----- Given data

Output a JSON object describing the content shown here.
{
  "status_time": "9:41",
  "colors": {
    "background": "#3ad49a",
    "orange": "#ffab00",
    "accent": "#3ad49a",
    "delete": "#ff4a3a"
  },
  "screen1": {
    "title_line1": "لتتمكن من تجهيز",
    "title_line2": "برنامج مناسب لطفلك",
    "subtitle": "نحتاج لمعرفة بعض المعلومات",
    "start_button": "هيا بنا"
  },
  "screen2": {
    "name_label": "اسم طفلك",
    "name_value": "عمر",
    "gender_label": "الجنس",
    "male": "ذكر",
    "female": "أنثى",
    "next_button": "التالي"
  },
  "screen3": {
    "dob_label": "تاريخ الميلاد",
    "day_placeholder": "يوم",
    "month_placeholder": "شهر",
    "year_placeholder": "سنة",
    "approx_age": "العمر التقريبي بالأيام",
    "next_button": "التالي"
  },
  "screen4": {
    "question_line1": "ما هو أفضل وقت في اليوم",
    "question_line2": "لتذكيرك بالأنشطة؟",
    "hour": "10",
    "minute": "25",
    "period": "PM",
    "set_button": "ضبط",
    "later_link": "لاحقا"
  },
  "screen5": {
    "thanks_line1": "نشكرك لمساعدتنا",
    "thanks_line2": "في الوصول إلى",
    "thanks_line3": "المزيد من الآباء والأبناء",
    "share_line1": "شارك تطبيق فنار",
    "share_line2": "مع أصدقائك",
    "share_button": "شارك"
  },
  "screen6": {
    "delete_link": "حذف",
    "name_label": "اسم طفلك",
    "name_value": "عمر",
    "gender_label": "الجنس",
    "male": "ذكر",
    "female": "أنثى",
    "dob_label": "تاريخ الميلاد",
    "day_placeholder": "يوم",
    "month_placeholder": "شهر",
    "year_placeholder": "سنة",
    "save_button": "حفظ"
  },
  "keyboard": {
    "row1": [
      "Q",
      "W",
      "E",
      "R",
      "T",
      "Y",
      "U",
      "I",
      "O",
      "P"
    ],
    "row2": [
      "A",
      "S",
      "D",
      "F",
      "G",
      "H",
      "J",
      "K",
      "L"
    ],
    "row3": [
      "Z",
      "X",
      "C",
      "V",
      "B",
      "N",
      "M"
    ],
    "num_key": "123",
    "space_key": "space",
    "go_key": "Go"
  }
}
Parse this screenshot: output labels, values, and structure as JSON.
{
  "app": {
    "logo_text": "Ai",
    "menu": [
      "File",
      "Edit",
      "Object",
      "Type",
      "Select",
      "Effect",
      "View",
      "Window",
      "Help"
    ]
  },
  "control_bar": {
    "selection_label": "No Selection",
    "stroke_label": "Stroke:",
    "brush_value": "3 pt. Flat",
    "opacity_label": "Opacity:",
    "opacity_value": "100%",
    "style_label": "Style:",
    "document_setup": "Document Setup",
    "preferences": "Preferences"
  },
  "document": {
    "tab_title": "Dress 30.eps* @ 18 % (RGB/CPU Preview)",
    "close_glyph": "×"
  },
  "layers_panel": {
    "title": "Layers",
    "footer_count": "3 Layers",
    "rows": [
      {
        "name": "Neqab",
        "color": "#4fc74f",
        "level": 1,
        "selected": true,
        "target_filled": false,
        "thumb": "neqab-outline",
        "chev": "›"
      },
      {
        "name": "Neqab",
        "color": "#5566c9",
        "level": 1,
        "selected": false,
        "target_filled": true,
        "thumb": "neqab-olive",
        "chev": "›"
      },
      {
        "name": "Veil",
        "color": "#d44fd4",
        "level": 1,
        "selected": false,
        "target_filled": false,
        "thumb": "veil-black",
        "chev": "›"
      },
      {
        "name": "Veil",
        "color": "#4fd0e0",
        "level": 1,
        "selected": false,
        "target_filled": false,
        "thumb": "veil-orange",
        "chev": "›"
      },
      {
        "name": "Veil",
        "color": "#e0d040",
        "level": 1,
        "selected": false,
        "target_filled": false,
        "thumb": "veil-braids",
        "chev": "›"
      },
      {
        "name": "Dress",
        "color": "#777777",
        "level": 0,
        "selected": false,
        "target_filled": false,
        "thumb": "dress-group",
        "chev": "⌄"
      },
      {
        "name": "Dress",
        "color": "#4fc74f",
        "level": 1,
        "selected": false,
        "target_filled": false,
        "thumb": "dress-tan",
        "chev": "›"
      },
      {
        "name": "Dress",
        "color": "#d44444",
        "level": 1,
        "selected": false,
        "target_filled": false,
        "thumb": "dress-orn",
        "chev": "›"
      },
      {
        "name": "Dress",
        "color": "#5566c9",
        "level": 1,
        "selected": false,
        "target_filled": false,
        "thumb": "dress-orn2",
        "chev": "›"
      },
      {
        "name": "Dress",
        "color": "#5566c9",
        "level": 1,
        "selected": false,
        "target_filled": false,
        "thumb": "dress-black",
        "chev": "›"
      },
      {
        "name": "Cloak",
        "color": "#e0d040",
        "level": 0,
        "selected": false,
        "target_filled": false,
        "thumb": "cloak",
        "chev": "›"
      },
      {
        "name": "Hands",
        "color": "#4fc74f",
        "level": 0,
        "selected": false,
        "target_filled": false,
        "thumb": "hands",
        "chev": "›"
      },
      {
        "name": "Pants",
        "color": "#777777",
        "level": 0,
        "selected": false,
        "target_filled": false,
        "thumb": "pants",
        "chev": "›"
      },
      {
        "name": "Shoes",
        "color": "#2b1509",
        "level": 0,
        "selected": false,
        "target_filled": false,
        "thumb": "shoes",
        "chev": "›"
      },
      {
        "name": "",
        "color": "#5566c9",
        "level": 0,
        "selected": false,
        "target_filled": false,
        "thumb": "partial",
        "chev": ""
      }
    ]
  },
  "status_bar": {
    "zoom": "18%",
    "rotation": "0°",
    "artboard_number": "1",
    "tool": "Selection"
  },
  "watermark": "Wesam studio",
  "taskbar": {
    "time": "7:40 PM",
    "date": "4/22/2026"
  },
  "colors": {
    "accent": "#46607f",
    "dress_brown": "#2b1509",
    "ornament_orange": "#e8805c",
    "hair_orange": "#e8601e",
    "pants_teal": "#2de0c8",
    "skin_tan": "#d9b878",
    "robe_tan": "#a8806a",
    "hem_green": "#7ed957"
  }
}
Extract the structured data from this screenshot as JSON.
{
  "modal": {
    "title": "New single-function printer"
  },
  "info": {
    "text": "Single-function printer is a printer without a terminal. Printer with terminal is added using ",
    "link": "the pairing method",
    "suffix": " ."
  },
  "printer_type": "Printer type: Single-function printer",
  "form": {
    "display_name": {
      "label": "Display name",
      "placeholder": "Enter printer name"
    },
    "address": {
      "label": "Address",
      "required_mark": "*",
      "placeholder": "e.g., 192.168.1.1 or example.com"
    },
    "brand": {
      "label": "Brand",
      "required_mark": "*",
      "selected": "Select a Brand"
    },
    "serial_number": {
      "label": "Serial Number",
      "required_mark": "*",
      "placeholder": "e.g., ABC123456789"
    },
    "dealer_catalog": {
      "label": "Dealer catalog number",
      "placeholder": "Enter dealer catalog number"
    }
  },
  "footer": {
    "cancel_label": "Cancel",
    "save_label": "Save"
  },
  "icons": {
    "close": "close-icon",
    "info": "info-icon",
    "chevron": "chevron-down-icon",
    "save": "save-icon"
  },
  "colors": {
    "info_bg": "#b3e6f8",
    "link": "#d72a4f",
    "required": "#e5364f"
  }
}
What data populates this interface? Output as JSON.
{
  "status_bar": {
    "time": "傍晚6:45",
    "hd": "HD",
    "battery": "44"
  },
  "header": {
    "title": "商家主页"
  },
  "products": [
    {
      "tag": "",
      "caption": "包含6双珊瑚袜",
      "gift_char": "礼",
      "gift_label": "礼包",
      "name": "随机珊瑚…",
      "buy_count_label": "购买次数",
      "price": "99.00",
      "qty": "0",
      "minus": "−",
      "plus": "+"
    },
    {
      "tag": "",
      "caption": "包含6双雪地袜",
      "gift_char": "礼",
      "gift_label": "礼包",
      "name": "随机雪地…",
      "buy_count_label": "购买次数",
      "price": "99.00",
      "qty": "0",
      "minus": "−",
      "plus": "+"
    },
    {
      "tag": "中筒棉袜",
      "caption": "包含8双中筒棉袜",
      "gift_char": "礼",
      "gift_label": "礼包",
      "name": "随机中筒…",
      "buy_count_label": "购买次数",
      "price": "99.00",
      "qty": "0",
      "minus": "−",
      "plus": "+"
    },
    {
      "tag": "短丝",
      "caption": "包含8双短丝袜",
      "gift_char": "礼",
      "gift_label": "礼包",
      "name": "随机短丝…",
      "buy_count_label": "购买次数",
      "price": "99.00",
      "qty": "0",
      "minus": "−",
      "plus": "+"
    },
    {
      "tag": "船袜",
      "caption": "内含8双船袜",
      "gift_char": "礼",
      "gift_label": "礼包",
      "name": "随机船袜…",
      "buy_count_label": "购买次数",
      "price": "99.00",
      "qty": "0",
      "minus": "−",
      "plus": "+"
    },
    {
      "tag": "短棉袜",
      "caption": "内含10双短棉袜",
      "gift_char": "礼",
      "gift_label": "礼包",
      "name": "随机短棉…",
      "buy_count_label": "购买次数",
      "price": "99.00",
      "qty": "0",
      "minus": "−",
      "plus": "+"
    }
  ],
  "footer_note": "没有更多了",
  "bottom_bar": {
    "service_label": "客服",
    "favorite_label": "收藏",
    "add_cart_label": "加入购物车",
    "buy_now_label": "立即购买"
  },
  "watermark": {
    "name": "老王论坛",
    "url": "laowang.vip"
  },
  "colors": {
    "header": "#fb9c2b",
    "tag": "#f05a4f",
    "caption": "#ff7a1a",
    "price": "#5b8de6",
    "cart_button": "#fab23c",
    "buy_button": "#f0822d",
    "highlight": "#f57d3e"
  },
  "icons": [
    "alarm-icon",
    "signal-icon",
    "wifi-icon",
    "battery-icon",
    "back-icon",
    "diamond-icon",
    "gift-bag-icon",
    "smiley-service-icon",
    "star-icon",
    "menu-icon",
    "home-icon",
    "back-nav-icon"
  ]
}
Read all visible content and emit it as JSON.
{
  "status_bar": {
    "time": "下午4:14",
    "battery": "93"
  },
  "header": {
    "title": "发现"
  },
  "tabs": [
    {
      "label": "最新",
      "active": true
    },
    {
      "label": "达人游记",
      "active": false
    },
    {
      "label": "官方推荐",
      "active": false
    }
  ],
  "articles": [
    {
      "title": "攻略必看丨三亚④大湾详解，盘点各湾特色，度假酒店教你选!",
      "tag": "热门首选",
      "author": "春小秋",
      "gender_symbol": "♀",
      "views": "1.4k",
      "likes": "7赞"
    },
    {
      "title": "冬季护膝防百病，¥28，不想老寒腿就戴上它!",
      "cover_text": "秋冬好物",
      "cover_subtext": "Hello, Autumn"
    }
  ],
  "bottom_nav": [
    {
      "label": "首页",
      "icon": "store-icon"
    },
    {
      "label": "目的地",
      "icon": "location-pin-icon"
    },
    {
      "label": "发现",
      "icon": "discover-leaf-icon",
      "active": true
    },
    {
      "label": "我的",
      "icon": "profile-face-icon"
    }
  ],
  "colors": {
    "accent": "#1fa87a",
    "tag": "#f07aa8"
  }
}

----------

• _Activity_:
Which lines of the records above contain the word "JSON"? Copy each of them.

• _Reply_:
Output a JSON object describing the content shown here.
Parse this screenshot: output labels, values, and structure as JSON.
Extract the structured data from this screenshot as JSON.
What data populates this interface? Output as JSON.
Read all visible content and emit it as JSON.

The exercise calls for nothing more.